> **Task statement**:
Return all lines from the entries below in which the word "JSON" is present.

::: Data supplied :::

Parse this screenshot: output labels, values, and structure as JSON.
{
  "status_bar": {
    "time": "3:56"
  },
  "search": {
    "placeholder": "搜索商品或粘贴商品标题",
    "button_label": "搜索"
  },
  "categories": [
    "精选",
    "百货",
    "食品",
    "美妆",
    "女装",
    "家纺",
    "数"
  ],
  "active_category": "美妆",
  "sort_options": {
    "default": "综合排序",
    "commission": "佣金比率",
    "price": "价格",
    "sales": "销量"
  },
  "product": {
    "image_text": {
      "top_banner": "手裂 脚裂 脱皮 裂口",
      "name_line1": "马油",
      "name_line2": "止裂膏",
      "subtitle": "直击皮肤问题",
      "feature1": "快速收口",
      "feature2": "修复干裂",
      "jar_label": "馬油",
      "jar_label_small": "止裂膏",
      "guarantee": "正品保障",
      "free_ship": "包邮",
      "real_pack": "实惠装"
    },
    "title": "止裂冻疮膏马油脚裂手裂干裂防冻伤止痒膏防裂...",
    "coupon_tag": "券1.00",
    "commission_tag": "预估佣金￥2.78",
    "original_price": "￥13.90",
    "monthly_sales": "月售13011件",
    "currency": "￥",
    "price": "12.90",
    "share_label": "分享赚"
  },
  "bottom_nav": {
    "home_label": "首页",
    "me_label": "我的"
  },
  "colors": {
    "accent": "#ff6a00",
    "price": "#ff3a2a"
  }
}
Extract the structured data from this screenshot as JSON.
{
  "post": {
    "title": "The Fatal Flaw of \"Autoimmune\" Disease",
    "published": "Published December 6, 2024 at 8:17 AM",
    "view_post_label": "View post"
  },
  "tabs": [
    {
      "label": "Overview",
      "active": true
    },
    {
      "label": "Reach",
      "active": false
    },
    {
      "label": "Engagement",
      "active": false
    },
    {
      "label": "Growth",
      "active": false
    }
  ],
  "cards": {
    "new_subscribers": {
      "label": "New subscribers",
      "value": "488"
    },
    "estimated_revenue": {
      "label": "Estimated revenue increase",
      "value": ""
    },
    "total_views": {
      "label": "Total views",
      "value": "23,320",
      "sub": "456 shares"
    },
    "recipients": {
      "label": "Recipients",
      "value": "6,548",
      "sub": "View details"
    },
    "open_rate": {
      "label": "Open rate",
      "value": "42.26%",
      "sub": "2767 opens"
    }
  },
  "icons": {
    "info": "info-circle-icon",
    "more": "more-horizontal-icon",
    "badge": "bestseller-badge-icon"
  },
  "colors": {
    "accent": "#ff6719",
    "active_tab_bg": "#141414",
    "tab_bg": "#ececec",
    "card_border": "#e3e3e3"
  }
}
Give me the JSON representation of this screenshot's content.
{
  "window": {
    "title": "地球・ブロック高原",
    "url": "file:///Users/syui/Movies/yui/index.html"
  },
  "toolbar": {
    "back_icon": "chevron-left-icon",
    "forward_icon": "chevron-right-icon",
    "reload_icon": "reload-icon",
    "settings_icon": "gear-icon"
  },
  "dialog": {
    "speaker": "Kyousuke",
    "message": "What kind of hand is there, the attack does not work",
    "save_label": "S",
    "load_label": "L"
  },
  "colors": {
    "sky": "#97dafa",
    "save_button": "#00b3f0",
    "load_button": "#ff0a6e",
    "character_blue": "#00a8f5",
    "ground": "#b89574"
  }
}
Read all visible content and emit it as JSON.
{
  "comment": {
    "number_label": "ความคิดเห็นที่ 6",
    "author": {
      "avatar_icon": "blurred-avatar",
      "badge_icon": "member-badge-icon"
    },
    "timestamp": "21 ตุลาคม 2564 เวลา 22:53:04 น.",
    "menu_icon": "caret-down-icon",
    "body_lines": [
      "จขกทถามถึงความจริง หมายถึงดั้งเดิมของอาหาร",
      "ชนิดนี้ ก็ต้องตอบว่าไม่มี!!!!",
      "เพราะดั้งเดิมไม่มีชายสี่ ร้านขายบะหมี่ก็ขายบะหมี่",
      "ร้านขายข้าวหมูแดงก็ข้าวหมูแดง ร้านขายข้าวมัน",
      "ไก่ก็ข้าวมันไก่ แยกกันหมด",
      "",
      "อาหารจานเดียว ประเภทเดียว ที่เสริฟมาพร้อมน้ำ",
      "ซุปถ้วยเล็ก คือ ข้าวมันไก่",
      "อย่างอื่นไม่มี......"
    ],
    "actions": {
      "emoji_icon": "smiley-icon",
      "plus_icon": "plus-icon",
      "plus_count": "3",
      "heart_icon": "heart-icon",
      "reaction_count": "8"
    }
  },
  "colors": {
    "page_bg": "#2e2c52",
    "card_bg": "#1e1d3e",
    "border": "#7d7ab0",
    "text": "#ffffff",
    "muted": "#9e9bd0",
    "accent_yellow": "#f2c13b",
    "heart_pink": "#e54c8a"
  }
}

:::

> **Task output**:
Parse this screenshot: output labels, values, and structure as JSON.
Extract the structured data from this screenshot as JSON.
Give me the JSON representation of this screenshot's content.
Read all visible content and emit it as JSON.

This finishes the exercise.